WHAT YOU NEED TO DO. Exactly as they stand, set down the following records once more.

DATA UNDER STUDY.
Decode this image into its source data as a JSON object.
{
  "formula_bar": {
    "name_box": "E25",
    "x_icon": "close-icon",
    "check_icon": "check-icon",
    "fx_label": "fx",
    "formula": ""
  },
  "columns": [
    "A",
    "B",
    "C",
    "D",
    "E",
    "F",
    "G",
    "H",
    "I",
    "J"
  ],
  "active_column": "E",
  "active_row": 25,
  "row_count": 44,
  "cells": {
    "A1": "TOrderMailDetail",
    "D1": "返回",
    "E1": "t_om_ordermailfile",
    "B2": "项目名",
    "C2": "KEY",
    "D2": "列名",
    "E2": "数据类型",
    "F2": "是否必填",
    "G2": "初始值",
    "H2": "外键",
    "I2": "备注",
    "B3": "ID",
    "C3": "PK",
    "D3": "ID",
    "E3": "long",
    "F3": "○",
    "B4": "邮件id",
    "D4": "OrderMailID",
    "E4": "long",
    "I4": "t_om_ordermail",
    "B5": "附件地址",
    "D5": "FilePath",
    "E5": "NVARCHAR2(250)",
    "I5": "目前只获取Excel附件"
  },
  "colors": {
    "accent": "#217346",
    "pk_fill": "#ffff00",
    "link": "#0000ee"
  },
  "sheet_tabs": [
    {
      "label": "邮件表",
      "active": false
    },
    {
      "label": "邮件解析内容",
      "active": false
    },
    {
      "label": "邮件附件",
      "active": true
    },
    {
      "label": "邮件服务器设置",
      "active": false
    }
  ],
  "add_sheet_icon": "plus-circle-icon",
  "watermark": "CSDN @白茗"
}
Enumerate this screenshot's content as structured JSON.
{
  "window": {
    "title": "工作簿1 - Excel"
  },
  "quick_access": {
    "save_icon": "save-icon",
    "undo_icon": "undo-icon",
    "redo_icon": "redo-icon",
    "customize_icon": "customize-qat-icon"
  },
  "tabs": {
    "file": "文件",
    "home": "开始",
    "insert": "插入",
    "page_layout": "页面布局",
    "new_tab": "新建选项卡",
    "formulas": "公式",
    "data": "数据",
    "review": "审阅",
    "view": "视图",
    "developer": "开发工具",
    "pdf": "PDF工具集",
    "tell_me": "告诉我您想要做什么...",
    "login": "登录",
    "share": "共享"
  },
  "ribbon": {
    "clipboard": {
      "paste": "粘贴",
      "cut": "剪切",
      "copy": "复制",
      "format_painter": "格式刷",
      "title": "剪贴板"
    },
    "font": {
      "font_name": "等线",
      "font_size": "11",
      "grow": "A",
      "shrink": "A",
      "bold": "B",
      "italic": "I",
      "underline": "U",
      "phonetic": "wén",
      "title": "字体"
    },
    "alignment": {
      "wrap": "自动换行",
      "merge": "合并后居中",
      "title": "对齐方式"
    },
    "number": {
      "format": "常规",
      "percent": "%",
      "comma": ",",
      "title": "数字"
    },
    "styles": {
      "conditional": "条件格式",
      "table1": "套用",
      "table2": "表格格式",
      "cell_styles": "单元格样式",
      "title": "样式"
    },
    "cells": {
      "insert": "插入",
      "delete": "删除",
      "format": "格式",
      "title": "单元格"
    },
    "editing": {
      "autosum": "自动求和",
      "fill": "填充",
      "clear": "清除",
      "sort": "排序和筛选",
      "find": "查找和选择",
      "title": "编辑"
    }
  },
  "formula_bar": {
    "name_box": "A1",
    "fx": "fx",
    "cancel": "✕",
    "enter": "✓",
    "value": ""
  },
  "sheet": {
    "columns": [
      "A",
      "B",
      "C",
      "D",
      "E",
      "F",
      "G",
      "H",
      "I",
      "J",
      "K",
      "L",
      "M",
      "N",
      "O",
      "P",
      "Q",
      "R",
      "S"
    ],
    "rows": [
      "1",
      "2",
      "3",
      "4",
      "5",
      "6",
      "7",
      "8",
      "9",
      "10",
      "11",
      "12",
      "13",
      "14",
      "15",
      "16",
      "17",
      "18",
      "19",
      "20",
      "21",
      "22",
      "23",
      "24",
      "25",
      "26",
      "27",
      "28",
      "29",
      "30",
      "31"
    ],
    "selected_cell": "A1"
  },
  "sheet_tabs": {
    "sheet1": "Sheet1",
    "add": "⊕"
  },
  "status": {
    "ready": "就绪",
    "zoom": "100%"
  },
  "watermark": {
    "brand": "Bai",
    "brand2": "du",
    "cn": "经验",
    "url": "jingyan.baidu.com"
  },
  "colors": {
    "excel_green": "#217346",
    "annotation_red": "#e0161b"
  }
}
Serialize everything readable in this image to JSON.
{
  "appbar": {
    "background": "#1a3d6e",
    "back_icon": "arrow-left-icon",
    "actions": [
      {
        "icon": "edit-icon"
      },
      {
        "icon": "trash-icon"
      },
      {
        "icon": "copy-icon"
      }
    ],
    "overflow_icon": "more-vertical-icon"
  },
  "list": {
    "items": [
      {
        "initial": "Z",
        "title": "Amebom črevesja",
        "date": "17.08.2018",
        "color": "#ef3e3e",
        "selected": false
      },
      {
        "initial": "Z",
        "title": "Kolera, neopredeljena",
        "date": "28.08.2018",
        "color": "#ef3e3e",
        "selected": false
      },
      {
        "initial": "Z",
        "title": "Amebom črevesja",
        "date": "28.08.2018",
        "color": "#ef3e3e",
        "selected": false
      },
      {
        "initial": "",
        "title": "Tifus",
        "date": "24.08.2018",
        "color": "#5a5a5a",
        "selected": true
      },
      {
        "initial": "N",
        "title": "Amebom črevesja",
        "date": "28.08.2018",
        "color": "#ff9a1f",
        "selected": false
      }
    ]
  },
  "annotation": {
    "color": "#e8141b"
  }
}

EXERCISE RESPONSE.
Decode this image into its source data as a JSON object.
{
  "formula_bar": {
    "name_box": "E25",
    "x_icon": "close-icon",
    "check_icon": "check-icon",
    "fx_label": "fx",
    "formula": ""
  },
  "columns": [
    "A",
    "B",
    "C",
    "D",
    "E",
    "F",
    "G",
    "H",
    "I",
    "J"
  ],
  "active_column": "E",
  "active_row": 25,
  "row_count": 44,
  "cells": {
    "A1": "TOrderMailDetail",
    "D1": "返回",
    "E1": "t_om_ordermailfile",
    "B2": "项目名",
    "C2": "KEY",
    "D2": "列名",
    "E2": "数据类型",
    "F2": "是否必填",
    "G2": "初始值",
    "H2": "外键",
    "I2": "备注",
    "B3": "ID",
    "C3": "PK",
    "D3": "ID",
    "E3": "long",
    "F3": "○",
    "B4": "邮件id",
    "D4": "OrderMailID",
    "E4": "long",
    "I4": "t_om_ordermail",
    "B5": "附件地址",
    "D5": "FilePath",
    "E5": "NVARCHAR2(250)",
    "I5": "目前只获取Excel附件"
  },
  "colors": {
    "accent": "#217346",
    "pk_fill": "#ffff00",
    "link": "#0000ee"
  },
  "sheet_tabs": [
    {
      "label": "邮件表",
      "active": false
    },
    {
      "label": "邮件解析内容",
      "active": false
    },
    {
      "label": "邮件附件",
      "active": true
    },
    {
      "label": "邮件服务器设置",
      "active": false
    }
  ],
  "add_sheet_icon": "plus-circle-icon",
  "watermark": "CSDN @白茗"
}
Enumerate this screenshot's content as structured JSON.
{
  "window": {
    "title": "工作簿1 - Excel"
  },
  "quick_access": {
    "save_icon": "save-icon",
    "undo_icon": "undo-icon",
    "redo_icon": "redo-icon",
    "customize_icon": "customize-qat-icon"
  },
  "tabs": {
    "file": "文件",
    "home": "开始",
    "insert": "插入",
    "page_layout": "页面布局",
    "new_tab": "新建选项卡",
    "formulas": "公式",
    "data": "数据",
    "review": "审阅",
    "view": "视图",
    "developer": "开发工具",
    "pdf": "PDF工具集",
    "tell_me": "告诉我您想要做什么...",
    "login": "登录",
    "share": "共享"
  },
  "ribbon": {
    "clipboard": {
      "paste": "粘贴",
      "cut": "剪切",
      "copy": "复制",
      "format_painter": "格式刷",
      "title": "剪贴板"
    },
    "font": {
      "font_name": "等线",
      "font_size": "11",
      "grow": "A",
      "shrink": "A",
      "bold": "B",
      "italic": "I",
      "underline": "U",
      "phonetic": "wén",
      "title": "字体"
    },
    "alignment": {
      "wrap": "自动换行",
      "merge": "合并后居中",
      "title": "对齐方式"
    },
    "number": {
      "format": "常规",
      "percent": "%",
      "comma": ",",
      "title": "数字"
    },
    "styles": {
      "conditional": "条件格式",
      "table1": "套用",
      "table2": "表格格式",
      "cell_styles": "单元格样式",
      "title": "样式"
    },
    "cells": {
      "insert": "插入",
      "delete": "删除",
      "format": "格式",
      "title": "单元格"
    },
    "editing": {
      "autosum": "自动求和",
      "fill": "填充",
      "clear": "清除",
      "sort": "排序和筛选",
      "find": "查找和选择",
      "title": "编辑"
    }
  },
  "formula_bar": {
    "name_box": "A1",
    "fx": "fx",
    "cancel": "✕",
    "enter": "✓",
    "value": ""
  },
  "sheet": {
    "columns": [
      "A",
      "B",
      "C",
      "D",
      "E",
      "F",
      "G",
      "H",
      "I",
      "J",
      "K",
      "L",
      "M",
      "N",
      "O",
      "P",
      "Q",
      "R",
      "S"
    ],
    "rows": [
      "1",
      "2",
      "3",
      "4",
      "5",
      "6",
      "7",
      "8",
      "9",
      "10",
      "11",
      "12",
      "13",
      "14",
      "15",
      "16",
      "17",
      "18",
      "19",
      "20",
      "21",
      "22",
      "23",
      "24",
      "25",
      "26",
      "27",
      "28",
      "29",
      "30",
      "31"
    ],
    "selected_cell": "A1"
  },
  "sheet_tabs": {
    "sheet1": "Sheet1",
    "add": "⊕"
  },
  "status": {
    "ready": "就绪",
    "zoom": "100%"
  },
  "watermark": {
    "brand": "Bai",
    "brand2": "du",
    "cn": "经验",
    "url": "jingyan.baidu.com"
  },
  "colors": {
    "excel_green": "#217346",
    "annotation_red": "#e0161b"
  }
}
Serialize everything readable in this image to JSON.
{
  "appbar": {
    "background": "#1a3d6e",
    "back_icon": "arrow-left-icon",
    "actions": [
      {
        "icon": "edit-icon"
      },
      {
        "icon": "trash-icon"
      },
      {
        "icon": "copy-icon"
      }
    ],
    "overflow_icon": "more-vertical-icon"
  },
  "list": {
    "items": [
      {
        "initial": "Z",
        "title": "Amebom črevesja",
        "date": "17.08.2018",
        "color": "#ef3e3e",
        "selected": false
      },
      {
        "initial": "Z",
        "title": "Kolera, neopredeljena",
        "date": "28.08.2018",
        "color": "#ef3e3e",
        "selected": false
      },
      {
        "initial": "Z",
        "title": "Amebom črevesja",
        "date": "28.08.2018",
        "color": "#ef3e3e",
        "selected": false
      },
      {
        "initial": "",
        "title": "Tifus",
        "date": "24.08.2018",
        "color": "#5a5a5a",
        "selected": true
      },
      {
        "initial": "N",
        "title": "Amebom črevesja",
        "date": "28.08.2018",
        "color": "#ff9a1f",
        "selected": false
      }
    ]
  },
  "annotation": {
    "color": "#e8141b"
  }
}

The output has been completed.